Senator Mark Rubio didn’t need to seek help from the U.S. to pause Ant Financial’s IPO in Hong Kong and Shanghai—regulators in China have done it themselves.
On Tuesday, Chinese regulators in Shanghai suspended the Alibaba unit’s estimated $37 billion IPO, citing “changes in the financial technology regulatory environment and other major issues.” Concerns that Ant Financial was too lightly regulated have been long-standing.
So what may have tipped the scales just on the eve of an IPO? Well, per my colleague Robert Hackett, Alibaba cofounder Jack Ma spoke out against the incumbent banking system in a recent speech, “comparing its institutions to stingy pawnshops,” which apparently didn’t land so well with Chinese authorities. And, well, Ant Financial poses a potential threat to the government’s control and dominance.

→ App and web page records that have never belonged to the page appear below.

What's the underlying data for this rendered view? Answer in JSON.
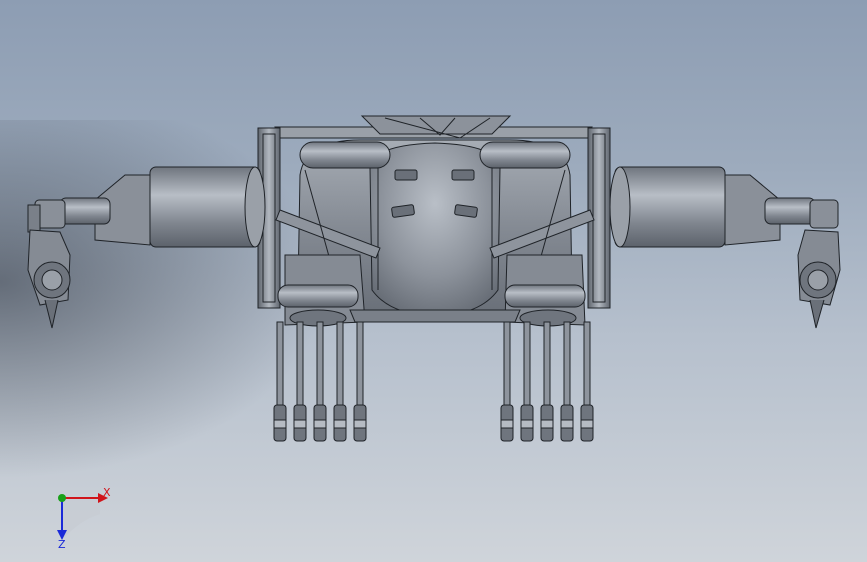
{
  "viewport": {
    "background_top": "#8d9db3",
    "background_bottom": "#cfd4da",
    "model_color": "#8a8f97",
    "edge_color": "#202428"
  },
  "triad": {
    "x_label": "X",
    "y_label": "",
    "z_label": "Z",
    "x_color": "#d0141a",
    "y_color": "#18a018",
    "z_color": "#1a2ad8"
  }
}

The delay could also force Ant Financial to reshuffle some of its business operations and face a ding to its expected $300 billion-plus valuation. Chinese financial regulators drafted rules earlier this week cracking down on the micro-lending market that could hit the profits of companies like Ant Financial.
Oh. There’s also this: The rival to Alibaba’s food delivery business, Meituan Dianping, which is now worth $238 billion on the Hong Kong stock exchange, is reportedly weighing a secondary listing in China as soon as next year. The company, whose shares have more than tripled in the last year alone, is backed by Alibaba competitor Tencent. Alibaba and Tencent have adopted walled gardens in their ecosystems as they battle for dominance in China, with Meituan Dianping removing the former’s Alipay from its payment options. Don’t forget: Alibaba used to also be an investor in Meituan Dianping.

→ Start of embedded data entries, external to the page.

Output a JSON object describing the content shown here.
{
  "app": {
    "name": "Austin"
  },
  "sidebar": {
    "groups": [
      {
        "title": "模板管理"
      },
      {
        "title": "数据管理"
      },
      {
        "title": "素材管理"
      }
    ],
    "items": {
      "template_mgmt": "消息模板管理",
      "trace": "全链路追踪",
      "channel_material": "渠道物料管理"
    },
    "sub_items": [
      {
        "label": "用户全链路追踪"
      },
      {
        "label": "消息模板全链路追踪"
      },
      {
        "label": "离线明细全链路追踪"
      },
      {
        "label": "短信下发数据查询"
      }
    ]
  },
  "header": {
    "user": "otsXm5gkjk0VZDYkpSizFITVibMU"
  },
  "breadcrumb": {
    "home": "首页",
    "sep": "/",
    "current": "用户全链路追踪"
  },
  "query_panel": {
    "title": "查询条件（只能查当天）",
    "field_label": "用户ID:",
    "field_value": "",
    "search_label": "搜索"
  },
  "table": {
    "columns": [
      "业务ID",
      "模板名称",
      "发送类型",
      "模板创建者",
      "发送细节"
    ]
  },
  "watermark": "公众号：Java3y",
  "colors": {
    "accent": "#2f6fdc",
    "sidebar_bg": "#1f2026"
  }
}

THE RED AND BLUE ELEPHANT IN THE ROOM: While U.S. presidential and Senate races remain unclear, some initiatives impacting the venture and tech industries have results in.
Most notably, companies like Uber, Lyft, Postmates, and Instacart won a vote in California that would allow them to continue classifying drivers as independent contractors rather than as employees. The latter classification would have resulted in more comprehensive benefits to gig-economy workers and forced the companies to reconsider their business models. The companies fought hard against it: Dubbed Prop 22, the campaign was the most expensive among ballot measures in the state’s history, with gig-economy companies paying some $200 million to help pass the initiative. The win has implications beyond California: States such as New York and Illinois have also considered laws classifying gig economy workers as employees.
Oregon, meanwhile, became the first state to decriminalize the possession of small amounts of cocaine, heroine, and methamphetamine whilst also legalizing psychedelics such as magic mushrooms for those 21 and over. Arizona, New Jersey, Montana, and South Dakota have voted to legalize recreational marijuana use. And Mississippi voted to legalize marijuana for medical use.